Unlike a good portion of modern music, Parquet Court’s playing factors into song structure delivering just as much of an attitudinal role as Andrew Savage’s anxiety-ridden and post-modernist lyrics that recall passages from the work of Foster Wallace and Orwell.
With Savage on rhythm guitar, lead guitarist Austin Brown adds voicing to the panic; hitting notes that resonated with synapses firing messages of panic, shrillness and resolution. Not to mention the rhythm section presents noticeably tight grooves on personal favorites like “Content Nausea” and “One Man, No City,” but are sparingly highlighted amongst the mix.
Parquet Courts’ music is not only meant to get people’s feet moving but primarily focused on stirring up the existential dread that is burning in the back of the mind. In fact, several of the band’s songs like “No Ideas,” “Everyday It Starts” and “Yonder is Closer to the Heart” focus on anxiety. Although it might seem funny to want to hear about a man chain-smoking his way through bad love and constant worry, the catharsis it brings is unlike anything else, a niche unfulfilled until the band’s formation.
And perhaps the most satisfying aspect of Parquet Courts is the group’s punk urgency. Instead of arpeggiating endless synthesizers or sugarcoating painful truth claims, PC embraces the harshness of existence but know how to craft a catchy riff that fails to end up as worthless spells. The aim is clear and executed in a manner more direct than a drill sergeant who wonders about modern strifes while wandering around Ridgewood, Queens.
Ween, Twin Peaks and country music stalwart Emmylou Harris found a place on the bill during the late spring weekend, as well. It seems appropriate because Ween has written songs that surpass Parquet Courts in strangeness (ex. “Big Jilm”) and Twin Peaks shares a similar sonic territory.
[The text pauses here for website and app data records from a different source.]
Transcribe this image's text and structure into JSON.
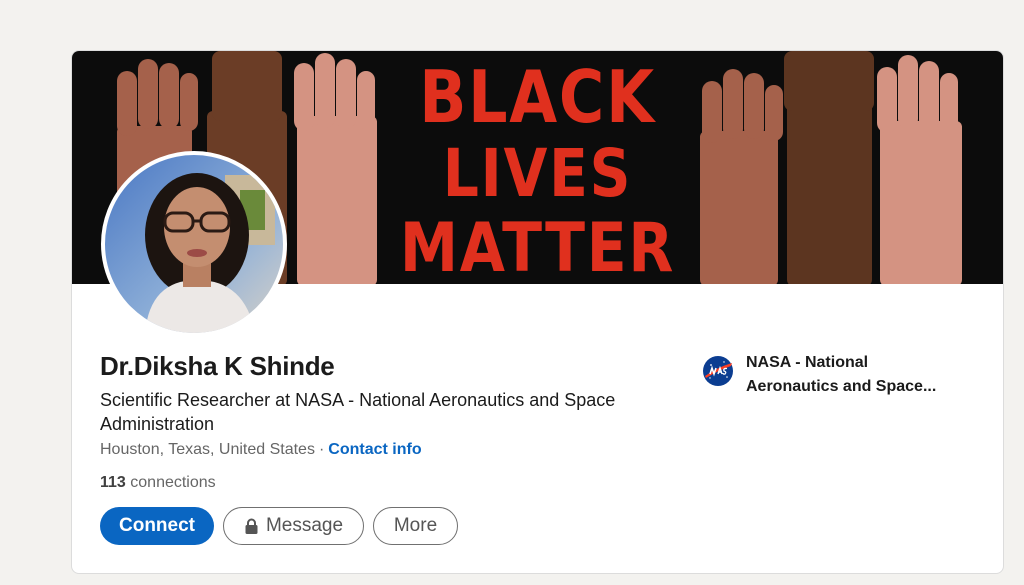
{
  "banner": {
    "line1": "BLACK",
    "line2": "LIVES",
    "line3": "MATTER"
  },
  "profile": {
    "name": "Dr.Diksha K Shinde",
    "headline": "Scientific Researcher at NASA - National Aeronautics and Space Administration",
    "location": "Houston, Texas, United States",
    "separator": "·",
    "contact_info_label": "Contact info",
    "connections_count": "113",
    "connections_label": "connections"
  },
  "actions": {
    "connect_label": "Connect",
    "message_label": "Message",
    "more_label": "More"
  },
  "company": {
    "name": "NASA - National Aeronautics and Space...",
    "logo_icon": "nasa-logo-icon"
  },
  "colors": {
    "accent": "#0a66c2",
    "banner_text": "#e0301e",
    "banner_bg": "#0c0c0c",
    "page_bg": "#f3f2ef"
  }
}
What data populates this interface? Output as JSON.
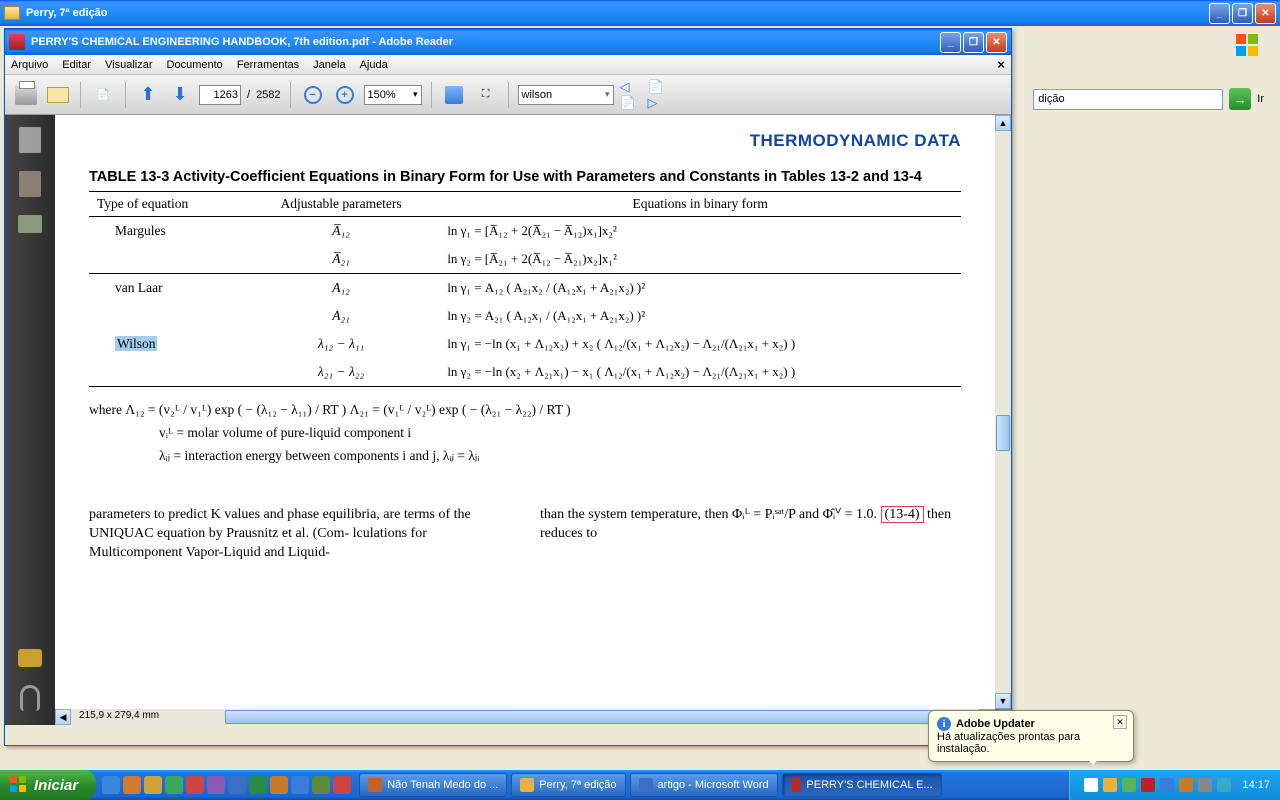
{
  "explorer": {
    "title": "Perry, 7ª edição",
    "address": "dição",
    "go": "Ir"
  },
  "reader": {
    "title": "PERRY'S CHEMICAL ENGINEERING HANDBOOK, 7th edition.pdf - Adobe Reader",
    "menu": [
      "Arquivo",
      "Editar",
      "Visualizar",
      "Documento",
      "Ferramentas",
      "Janela",
      "Ajuda"
    ],
    "page_current": "1263",
    "page_sep": "/",
    "page_total": "2582",
    "zoom": "150%",
    "search": "wilson",
    "statusbar": "215,9 x 279,4 mm"
  },
  "doc": {
    "header": "THERMODYNAMIC DATA",
    "table_title": "TABLE 13-3   Activity-Coefficient Equations in Binary Form for Use with Parameters and Constants in Tables 13-2 and 13-4",
    "cols": [
      "Type of equation",
      "Adjustable parameters",
      "Equations in binary form"
    ],
    "rows": [
      {
        "name": "Margules",
        "p1": "A̅₁₂",
        "e1": "ln γ₁ = [A̅₁₂ + 2(A̅₂₁ − A̅₁₂)x₁]x₂²",
        "p2": "A̅₂₁",
        "e2": "ln γ₂ = [A̅₂₁ + 2(A̅₁₂ − A̅₂₁)x₂]x₁²"
      },
      {
        "name": "van Laar",
        "p1": "A₁₂",
        "e1": "ln γ₁ = A₁₂ ( A₂₁x₂ / (A₁₂x₁ + A₂₁x₂) )²",
        "p2": "A₂₁",
        "e2": "ln γ₂ = A₂₁ ( A₁₂x₁ / (A₁₂x₁ + A₂₁x₂) )²"
      },
      {
        "name": "Wilson",
        "p1": "λ₁₂ − λ₁₁",
        "e1": "ln γ₁ = −ln (x₁ + Λ₁₂x₂) + x₂ ( Λ₁₂/(x₁ + Λ₁₂x₂) − Λ₂₁/(Λ₂₁x₁ + x₂) )",
        "p2": "λ₂₁ − λ₂₂",
        "e2": "ln γ₂ = −ln (x₂ + Λ₂₁x₁) − x₁ ( Λ₁₂/(x₁ + Λ₁₂x₂) − Λ₂₁/(Λ₂₁x₁ + x₂) )"
      }
    ],
    "where1": "where   Λ₁₂ = (v₂ᴸ / v₁ᴸ) exp ( − (λ₁₂ − λ₁₁) / RT )   Λ₂₁ = (v₁ᴸ / v₂ᴸ) exp ( − (λ₂₁ − λ₂₂) / RT )",
    "where2": "vᵢᴸ = molar volume of pure-liquid component i",
    "where3": "λᵢⱼ = interaction energy between components i and j, λᵢⱼ = λⱼᵢ",
    "col_left": "parameters to predict K values and phase equilibria, are terms of the UNIQUAC equation by Prausnitz et al. (Com-  lculations for Multicomponent Vapor-Liquid and Liquid-",
    "col_right_a": "than the system temperature, then Φᵢᴸ = Pᵢˢᵃᵗ/P and Φ̂ᵢⱽ = 1.0. ",
    "eqref": "(13-4)",
    "col_right_b": " then reduces to"
  },
  "balloon": {
    "title": "Adobe Updater",
    "msg": "Há atualizações prontas para instalação."
  },
  "taskbar": {
    "start": "Iniciar",
    "tasks": [
      {
        "label": "Não Tenah Medo do ...",
        "color": "#c0632e"
      },
      {
        "label": "Perry, 7ª edição",
        "color": "#e7b23e"
      },
      {
        "label": "artigo - Microsoft Word",
        "color": "#3a6fc4"
      },
      {
        "label": "PERRY'S CHEMICAL E...",
        "color": "#b22a2a",
        "active": true
      }
    ],
    "clock": "14:17"
  }
}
Looking now from January, the event might seem a little blurry in a schedule of abstraction. But with the lineup and complementary vibes, the festival will stay steady on my mind until June comes around and maybe even on yours.